Clients want their computing problems solved with the ease of getting a pizza delivered: call a number, tell them what you want, and it shows up soon afterward. The ingredients you use in the pizza rarely matter to the hungry person who wants dinner.
Instead, the proposal should identify functional categories. That is, a proposal to build the client's website might have one stage in which you establish the Site Structure (which includes setting the DNS, installing software), another for design issues (working with client to identify custom themes, choose photos), still another for content creation functionality (get existing content uploaded, teach them how to use the system), perhaps a stage for getting the site noticed (SEO, etc.). Describe those steps in English with headings that your most non-techie relative would understand. You might care whether "install Askimet" goes into "Site Structure" or a different category, and you may want to document it in that section (under a "tools" list) if the proposal will also serve as the starting project spec (it often does). But each functional category should represent a stage in the project, accompanied by a paragraph that explains how it contributes to the client's goal. (Everything keeps coming back to that.)

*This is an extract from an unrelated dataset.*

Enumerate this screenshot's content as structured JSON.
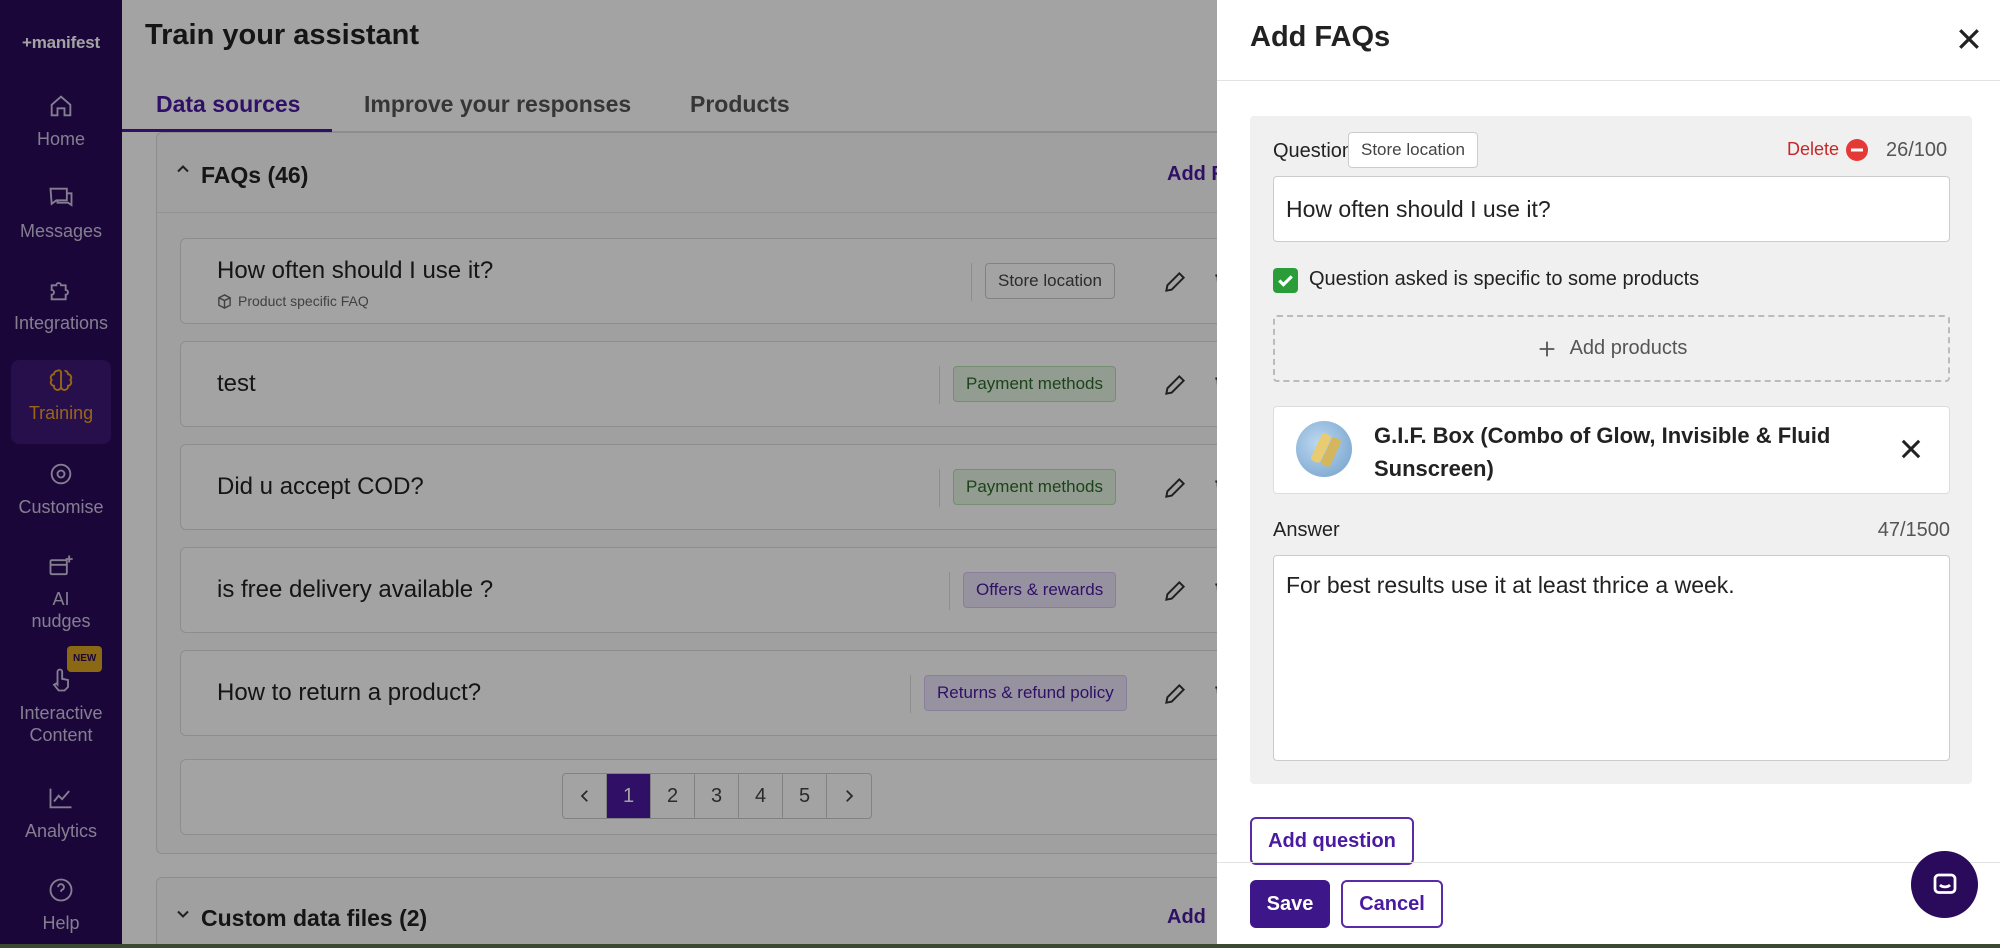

[ See also: Negotiation 101: To get to yes, start with no ]
Each phase also gets a time estimate and what it depends on (e.g. "4-6 weeks, starts after design signoff, requires meetings with client's marketing director"); some of this may be included in the consulting contract, which is usually but not always a separate document.
When possible, organize the phases based on the personal interaction necessary. Some chunks of project functionality require the client's input; those are the bits that I'd prefer to bill on an hourly rate or estimate with a worst-case view (meetings are scheduling pains, and you have less control over them: "Oh sorry we put that off until next week!" leaving you twiddling your thumbs). Other project phases let you work alone, without client participation (such as the DNS and installation stuff, which you're probably comfy enough with to bid on a fixed price). Whether or not you say so explicitly in the proposal, at the end of each function there's a clear product: a live site ready for content, a wireframe with a client signature, a system to track site analytics. (Do find some way to get them to sign off on each phase... but that's a getting-paid issue rather than proposal writing skill.)
Or to think of these functional categories another way: Break it up into sections that let you invoice regularly. If nothing else this means you could finish one piece of the project, invoice for it — and see if they actually pay on time. And if everything went to hell in a handbasket, they'd have that one part "done" without you needing to talk to them ever again.
This tip is adapted from "How to Write a Client Proposal" by Esther Schindler.